Warren – I’m interested to hear your opinion on the Tesla-NYTimes bruhaha this week. If the Telsa logs are correct (ie. not fabricated) then it seems that the reporter did go somewhat out of his way to push the car beyond standard usage. I drive on the interstate a lot, and can’t imagine changing speed as much as those logs show he did. If anything though, this incident has further convinced me that science education in this country is completely terrible. How the reporter could have possibly thought that regenerative braking could reclaim more energy than went into speeding up the car in the first place is beyond my comprehension. In the presence of friction (ie. the real world) there is always energy leaking out of a system.
I read Mr. Broder’s review of the car, and his subsequent blogs. I was surprised to find out that the article wasn’t supposed to be about the car, but about the Superchargers that Elon Musk is spearheading. According to the blogs, the NY Times has already written an article on the Tesla.
Having said all that
I drive cars everyday, usually 3 new cars a week. Sometimes I take the path the car manufacturer lays out for me, sometimes I don’t. Sometimes I get lost. Sometimes I speed. All of these things are a normal part of out lives that we don’t think about.
I have driven many Electric Vehicles and have gotten use to some of the nuances of an EV. Regenerative braking is a great thing, capturing that lost energy.
Cold and heat are real energy zappers. It’s a real thing.
If Mr. Broker had written the article siting these things as real the article would have been fine. He didn’t.
The good thing that comes out of this article is that an Electric Vehicle, and the energy infrastructure, isn’t ready to be a cross-country mode of transportation.
It doesn’t mean we should stop trying, in fact, just the opposite.
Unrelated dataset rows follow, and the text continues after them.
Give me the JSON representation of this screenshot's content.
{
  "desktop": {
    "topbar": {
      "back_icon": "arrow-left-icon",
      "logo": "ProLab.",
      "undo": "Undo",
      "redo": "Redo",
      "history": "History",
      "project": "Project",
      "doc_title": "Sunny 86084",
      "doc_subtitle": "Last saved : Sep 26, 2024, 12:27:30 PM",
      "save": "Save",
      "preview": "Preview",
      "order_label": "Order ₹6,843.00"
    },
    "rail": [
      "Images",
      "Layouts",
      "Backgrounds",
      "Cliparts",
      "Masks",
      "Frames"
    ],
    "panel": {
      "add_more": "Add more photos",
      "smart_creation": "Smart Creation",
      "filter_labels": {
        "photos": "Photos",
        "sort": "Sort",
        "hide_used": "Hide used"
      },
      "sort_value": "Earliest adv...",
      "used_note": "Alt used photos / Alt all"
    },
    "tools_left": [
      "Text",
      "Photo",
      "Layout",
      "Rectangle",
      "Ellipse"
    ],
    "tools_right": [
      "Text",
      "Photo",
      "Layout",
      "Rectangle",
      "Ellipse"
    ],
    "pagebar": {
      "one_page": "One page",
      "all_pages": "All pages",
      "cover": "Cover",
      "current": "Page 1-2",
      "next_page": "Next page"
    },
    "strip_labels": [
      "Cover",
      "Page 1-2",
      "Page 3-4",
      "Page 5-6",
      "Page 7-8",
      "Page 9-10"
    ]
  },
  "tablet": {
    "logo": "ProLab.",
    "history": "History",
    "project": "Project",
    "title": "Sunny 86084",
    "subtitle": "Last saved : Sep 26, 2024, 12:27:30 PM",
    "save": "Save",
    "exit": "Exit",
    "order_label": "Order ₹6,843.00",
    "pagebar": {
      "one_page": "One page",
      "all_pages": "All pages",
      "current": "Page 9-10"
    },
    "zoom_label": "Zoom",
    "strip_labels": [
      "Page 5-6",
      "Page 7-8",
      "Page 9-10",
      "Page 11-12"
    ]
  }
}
At the Washington auto show I talked to a Verizon executive and he said that Workers at 4 verizon offices were asked if they would buy an EV if Verizon put charging unit’s in to charge their cars while they were at work. 80% of people who work at four offices said yes.
Secretary Chu says we’re spending $1 billion a day on imported oil. I’d like to see that money stay in the United States, personally. I’d invest in a hybrid, extended range or EV just for that reason.
That is what the story should have been about. IMO.